Every record here should be printed again exactly.
::: Task material
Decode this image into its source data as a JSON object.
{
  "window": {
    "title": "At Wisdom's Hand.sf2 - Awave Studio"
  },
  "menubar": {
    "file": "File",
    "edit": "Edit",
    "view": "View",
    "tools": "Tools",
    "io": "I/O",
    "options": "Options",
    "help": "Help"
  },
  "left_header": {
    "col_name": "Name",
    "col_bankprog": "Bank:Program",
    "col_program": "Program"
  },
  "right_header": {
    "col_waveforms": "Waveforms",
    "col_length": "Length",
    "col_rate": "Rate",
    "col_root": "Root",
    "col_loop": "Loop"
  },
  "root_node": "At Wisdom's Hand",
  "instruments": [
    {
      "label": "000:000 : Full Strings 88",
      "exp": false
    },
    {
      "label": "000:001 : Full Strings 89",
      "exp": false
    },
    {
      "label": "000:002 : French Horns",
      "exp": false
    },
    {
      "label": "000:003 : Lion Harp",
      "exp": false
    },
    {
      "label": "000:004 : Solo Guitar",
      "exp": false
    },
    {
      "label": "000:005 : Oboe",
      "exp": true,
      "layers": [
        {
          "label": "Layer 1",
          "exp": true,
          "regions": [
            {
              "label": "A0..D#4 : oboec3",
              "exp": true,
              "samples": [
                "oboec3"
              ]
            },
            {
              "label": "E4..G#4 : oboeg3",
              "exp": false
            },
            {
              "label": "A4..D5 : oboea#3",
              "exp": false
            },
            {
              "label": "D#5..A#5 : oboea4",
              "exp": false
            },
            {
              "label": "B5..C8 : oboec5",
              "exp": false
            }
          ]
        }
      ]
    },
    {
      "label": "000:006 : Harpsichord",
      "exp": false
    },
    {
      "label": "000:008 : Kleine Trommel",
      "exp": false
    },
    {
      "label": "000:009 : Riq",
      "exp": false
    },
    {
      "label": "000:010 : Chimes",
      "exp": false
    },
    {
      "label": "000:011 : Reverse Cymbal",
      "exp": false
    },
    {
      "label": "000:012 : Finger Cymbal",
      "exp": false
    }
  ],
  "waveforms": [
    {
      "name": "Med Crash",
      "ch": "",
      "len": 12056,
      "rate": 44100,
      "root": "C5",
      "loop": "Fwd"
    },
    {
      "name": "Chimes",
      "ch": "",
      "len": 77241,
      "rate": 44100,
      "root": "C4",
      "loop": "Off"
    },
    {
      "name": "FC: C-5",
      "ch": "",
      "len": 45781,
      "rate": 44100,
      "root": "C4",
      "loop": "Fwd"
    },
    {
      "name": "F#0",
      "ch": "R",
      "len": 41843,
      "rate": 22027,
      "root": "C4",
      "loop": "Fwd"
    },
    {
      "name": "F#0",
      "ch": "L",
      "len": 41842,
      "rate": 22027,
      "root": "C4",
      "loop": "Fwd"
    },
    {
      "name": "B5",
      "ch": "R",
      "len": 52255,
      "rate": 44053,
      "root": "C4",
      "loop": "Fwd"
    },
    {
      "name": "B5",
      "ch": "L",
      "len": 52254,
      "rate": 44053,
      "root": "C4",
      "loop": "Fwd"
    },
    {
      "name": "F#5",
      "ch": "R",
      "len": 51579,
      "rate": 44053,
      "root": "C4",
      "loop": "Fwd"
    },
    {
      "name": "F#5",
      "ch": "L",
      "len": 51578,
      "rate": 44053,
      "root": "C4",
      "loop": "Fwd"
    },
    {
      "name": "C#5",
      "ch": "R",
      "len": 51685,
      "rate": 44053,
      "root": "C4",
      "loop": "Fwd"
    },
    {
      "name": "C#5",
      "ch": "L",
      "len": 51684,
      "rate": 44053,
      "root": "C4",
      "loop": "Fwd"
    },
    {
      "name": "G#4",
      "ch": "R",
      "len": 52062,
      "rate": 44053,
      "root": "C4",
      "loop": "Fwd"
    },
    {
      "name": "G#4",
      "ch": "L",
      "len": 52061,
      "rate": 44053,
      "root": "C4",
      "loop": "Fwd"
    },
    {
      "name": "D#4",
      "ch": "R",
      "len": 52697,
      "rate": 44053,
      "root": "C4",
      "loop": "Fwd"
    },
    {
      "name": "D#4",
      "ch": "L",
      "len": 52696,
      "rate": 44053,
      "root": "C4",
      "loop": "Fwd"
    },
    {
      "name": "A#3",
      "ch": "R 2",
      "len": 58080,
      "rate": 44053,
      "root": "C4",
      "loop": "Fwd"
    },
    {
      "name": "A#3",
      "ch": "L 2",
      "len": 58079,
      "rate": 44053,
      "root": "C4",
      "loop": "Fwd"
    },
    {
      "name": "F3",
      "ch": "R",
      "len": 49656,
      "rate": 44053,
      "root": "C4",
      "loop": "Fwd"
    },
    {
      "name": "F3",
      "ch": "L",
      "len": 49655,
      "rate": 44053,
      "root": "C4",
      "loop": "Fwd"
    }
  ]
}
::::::
→ Output of the task
Decode this image into its source data as a JSON object.
{
  "window": {
    "title": "At Wisdom's Hand.sf2 - Awave Studio"
  },
  "menubar": {
    "file": "File",
    "edit": "Edit",
    "view": "View",
    "tools": "Tools",
    "io": "I/O",
    "options": "Options",
    "help": "Help"
  },
  "left_header": {
    "col_name": "Name",
    "col_bankprog": "Bank:Program",
    "col_program": "Program"
  },
  "right_header": {
    "col_waveforms": "Waveforms",
    "col_length": "Length",
    "col_rate": "Rate",
    "col_root": "Root",
    "col_loop": "Loop"
  },
  "root_node": "At Wisdom's Hand",
  "instruments": [
    {
      "label": "000:000 : Full Strings 88",
      "exp": false
    },
    {
      "label": "000:001 : Full Strings 89",
      "exp": false
    },
    {
      "label": "000:002 : French Horns",
      "exp": false
    },
    {
      "label": "000:003 : Lion Harp",
      "exp": false
    },
    {
      "label": "000:004 : Solo Guitar",
      "exp": false
    },
    {
      "label": "000:005 : Oboe",
      "exp": true,
      "layers": [
        {
          "label": "Layer 1",
          "exp": true,
          "regions": [
            {
              "label": "A0..D#4 : oboec3",
              "exp": true,
              "samples": [
                "oboec3"
              ]
            },
            {
              "label": "E4..G#4 : oboeg3",
              "exp": false
            },
            {
              "label": "A4..D5 : oboea#3",
              "exp": false
            },
            {
              "label": "D#5..A#5 : oboea4",
              "exp": false
            },
            {
              "label": "B5..C8 : oboec5",
              "exp": false
            }
          ]
        }
      ]
    },
    {
      "label": "000:006 : Harpsichord",
      "exp": false
    },
    {
      "label": "000:008 : Kleine Trommel",
      "exp": false
    },
    {
      "label": "000:009 : Riq",
      "exp": false
    },
    {
      "label": "000:010 : Chimes",
      "exp": false
    },
    {
      "label": "000:011 : Reverse Cymbal",
      "exp": false
    },
    {
      "label": "000:012 : Finger Cymbal",
      "exp": false
    }
  ],
  "waveforms": [
    {
      "name": "Med Crash",
      "ch": "",
      "len": 12056,
      "rate": 44100,
      "root": "C5",
      "loop": "Fwd"
    },
    {
      "name": "Chimes",
      "ch": "",
      "len": 77241,
      "rate": 44100,
      "root": "C4",
      "loop": "Off"
    },
    {
      "name": "FC: C-5",
      "ch": "",
      "len": 45781,
      "rate": 44100,
      "root": "C4",
      "loop": "Fwd"
    },
    {
      "name": "F#0",
      "ch": "R",
      "len": 41843,
      "rate": 22027,
      "root": "C4",
      "loop": "Fwd"
    },
    {
      "name": "F#0",
      "ch": "L",
      "len": 41842,
      "rate": 22027,
      "root": "C4",
      "loop": "Fwd"
    },
    {
      "name": "B5",
      "ch": "R",
      "len": 52255,
      "rate": 44053,
      "root": "C4",
      "loop": "Fwd"
    },
    {
      "name": "B5",
      "ch": "L",
      "len": 52254,
      "rate": 44053,
      "root": "C4",
      "loop": "Fwd"
    },
    {
      "name": "F#5",
      "ch": "R",
      "len": 51579,
      "rate": 44053,
      "root": "C4",
      "loop": "Fwd"
    },
    {
      "name": "F#5",
      "ch": "L",
      "len": 51578,
      "rate": 44053,
      "root": "C4",
      "loop": "Fwd"
    },
    {
      "name": "C#5",
      "ch": "R",
      "len": 51685,
      "rate": 44053,
      "root": "C4",
      "loop": "Fwd"
    },
    {
      "name": "C#5",
      "ch": "L",
      "len": 51684,
      "rate": 44053,
      "root": "C4",
      "loop": "Fwd"
    },
    {
      "name": "G#4",
      "ch": "R",
      "len": 52062,
      "rate": 44053,
      "root": "C4",
      "loop": "Fwd"
    },
    {
      "name": "G#4",
      "ch": "L",
      "len": 52061,
      "rate": 44053,
      "root": "C4",
      "loop": "Fwd"
    },
    {
      "name": "D#4",
      "ch": "R",
      "len": 52697,
      "rate": 44053,
      "root": "C4",
      "loop": "Fwd"
    },
    {
      "name": "D#4",
      "ch": "L",
      "len": 52696,
      "rate": 44053,
      "root": "C4",
      "loop": "Fwd"
    },
    {
      "name": "A#3",
      "ch": "R 2",
      "len": 58080,
      "rate": 44053,
      "root": "C4",
      "loop": "Fwd"
    },
    {
      "name": "A#3",
      "ch": "L 2",
      "len": 58079,
      "rate": 44053,
      "root": "C4",
      "loop": "Fwd"
    },
    {
      "name": "F3",
      "ch": "R",
      "len": 49656,
      "rate": 44053,
      "root": "C4",
      "loop": "Fwd"
    },
    {
      "name": "F3",
      "ch": "L",
      "len": 49655,
      "rate": 44053,
      "root": "C4",
      "loop": "Fwd"
    }
  ]
}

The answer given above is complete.